The fluoride has been injected in water from the Whiting Street treatment plant, but not from some other wells.
The water department said in the ad that the blending of water from various sources reduces the concentration of fluoride in the overall supply to below the recommended level.
“This has resulted in some residents receiving reduced levels of fluoride … and some residents, at times, receiving no fluoride in their drinking water,” the ad states.
Fluoride is a mineral that strengthens teeth. It is not required in drinking water, but towns can vote to add it to the supply to improve dental health.
North Attleboro voted to do so in 2000 after a contentious campaign that saw 57 percent supporting fluoride.
The ad recommends residents talk to their dentist about the situation because dentists often do not treat children with fluoride if they are already getting it in the water.
Public Works Director Mark Hollowell could not be reached for comment Monday, but the ad states Whiting Street has been the only source for fluoride since 2011.

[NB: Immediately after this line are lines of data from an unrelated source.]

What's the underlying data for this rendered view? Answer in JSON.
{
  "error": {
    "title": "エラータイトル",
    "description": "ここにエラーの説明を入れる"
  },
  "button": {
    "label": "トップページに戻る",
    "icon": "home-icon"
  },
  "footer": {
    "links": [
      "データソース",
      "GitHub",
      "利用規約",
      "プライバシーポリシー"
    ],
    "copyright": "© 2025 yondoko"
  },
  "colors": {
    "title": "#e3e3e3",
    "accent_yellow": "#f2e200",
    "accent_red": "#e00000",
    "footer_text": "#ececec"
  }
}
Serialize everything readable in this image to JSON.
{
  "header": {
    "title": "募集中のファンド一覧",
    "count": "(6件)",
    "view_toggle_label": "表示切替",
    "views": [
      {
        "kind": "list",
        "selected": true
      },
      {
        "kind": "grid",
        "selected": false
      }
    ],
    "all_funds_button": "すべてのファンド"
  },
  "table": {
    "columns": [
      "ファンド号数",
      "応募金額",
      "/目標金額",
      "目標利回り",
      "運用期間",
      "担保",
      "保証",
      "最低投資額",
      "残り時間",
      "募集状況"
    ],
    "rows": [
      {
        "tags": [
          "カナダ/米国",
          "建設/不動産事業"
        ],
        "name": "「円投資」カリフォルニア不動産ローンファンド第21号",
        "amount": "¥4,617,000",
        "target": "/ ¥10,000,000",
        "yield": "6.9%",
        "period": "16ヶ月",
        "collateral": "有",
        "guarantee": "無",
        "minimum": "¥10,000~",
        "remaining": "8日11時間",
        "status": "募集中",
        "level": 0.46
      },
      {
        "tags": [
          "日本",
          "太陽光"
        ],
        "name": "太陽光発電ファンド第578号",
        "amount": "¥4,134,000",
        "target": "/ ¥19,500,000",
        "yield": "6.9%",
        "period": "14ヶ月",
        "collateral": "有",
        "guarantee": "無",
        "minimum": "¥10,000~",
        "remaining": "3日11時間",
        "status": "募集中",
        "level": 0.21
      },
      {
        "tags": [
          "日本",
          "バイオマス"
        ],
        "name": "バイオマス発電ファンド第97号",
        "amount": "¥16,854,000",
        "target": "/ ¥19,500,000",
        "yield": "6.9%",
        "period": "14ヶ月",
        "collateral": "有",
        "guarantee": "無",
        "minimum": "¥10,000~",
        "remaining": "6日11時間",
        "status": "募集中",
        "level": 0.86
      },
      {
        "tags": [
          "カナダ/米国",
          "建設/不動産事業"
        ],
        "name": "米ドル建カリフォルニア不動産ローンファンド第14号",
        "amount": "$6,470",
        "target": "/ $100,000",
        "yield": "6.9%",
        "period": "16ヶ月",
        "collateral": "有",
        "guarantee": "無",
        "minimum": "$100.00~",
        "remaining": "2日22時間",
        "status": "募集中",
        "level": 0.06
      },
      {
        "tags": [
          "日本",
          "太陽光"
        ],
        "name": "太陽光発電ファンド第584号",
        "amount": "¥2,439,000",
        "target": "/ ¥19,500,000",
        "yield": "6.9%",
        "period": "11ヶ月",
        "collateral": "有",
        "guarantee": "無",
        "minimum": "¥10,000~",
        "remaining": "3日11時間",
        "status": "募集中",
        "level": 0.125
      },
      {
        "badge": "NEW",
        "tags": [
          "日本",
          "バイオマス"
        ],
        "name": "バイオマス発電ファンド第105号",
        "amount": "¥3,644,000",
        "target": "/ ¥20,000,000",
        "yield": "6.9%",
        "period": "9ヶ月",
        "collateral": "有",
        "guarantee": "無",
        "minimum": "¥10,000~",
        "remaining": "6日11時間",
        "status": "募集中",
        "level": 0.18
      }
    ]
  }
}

Anne Marie Fleming, the town’s public health nurse and director of the health department, said the situation came to light when her department received a state report on North Attleboro’s water quality in August.
The report noted the lower fluoride levels and the health department then raised the issue with public works.
She said there is still fluoride in the Whiting Street water and Whiting Street is the major source of water in town.
Fleming and Town Manager Michael Gallagher said town officials will try to figure out how to address the problem, but they did not want to speak for the public works director.
Gallagher said it is his understanding the water sources other than Whiting Street are not well equipped for adding fluoride. One well was damaged by it, he said.
He said it is also his understanding that fluoride is difficult to mix with water before being inserted into the water system and the town may need to construct a building to do it in the future.
Hollowell will seek quotes on how much it will cost to address the situation, Gallagher said.
The DPW will also meet with the health board and town council to discuss putting a ballot question before residents to “eliminate the addition of fluoride to the system,” the legal ad states.
Town Council President Keith Lapointe said the council has not been involved in the issue.
Town resident Carol Kirby, a dental hygienist and one of the leaders of the pro-fluoride push in 2000, said what upsets her most about the situation is public works didn’t tell anyone about it for 11 years.
“The community was never informed,” she said.
Kirby said children could have been getting fluoride treatments from dentists or vitamins with fluoride from doctors had the parents known.
Don Bates, a health board member who favors fluoride in the water, said he was surprised to learn of the problem and even more surprised it has been going on for years without the health department knowing.
“I was very much surprised, a shock, if you will,” he said.
Bates said townspeople voted for fluoride and they should be getting it.
He said he hopes the town does not try to go back to no fluoride because of the costs of fixing the problem or return to the heated environment that surrounded the 2000 vote.
Bates got on the board of health in 2002 after the fluoride vote. He said he served with two strong opponents of fluoride who voted to sue public works to stop it from being added to the water, only to have the suit dropped when one of the opponents got voted out of office.
“Oh, boy, that was a piece of work,” he said of the hard feelings throughout town over the issue at that time.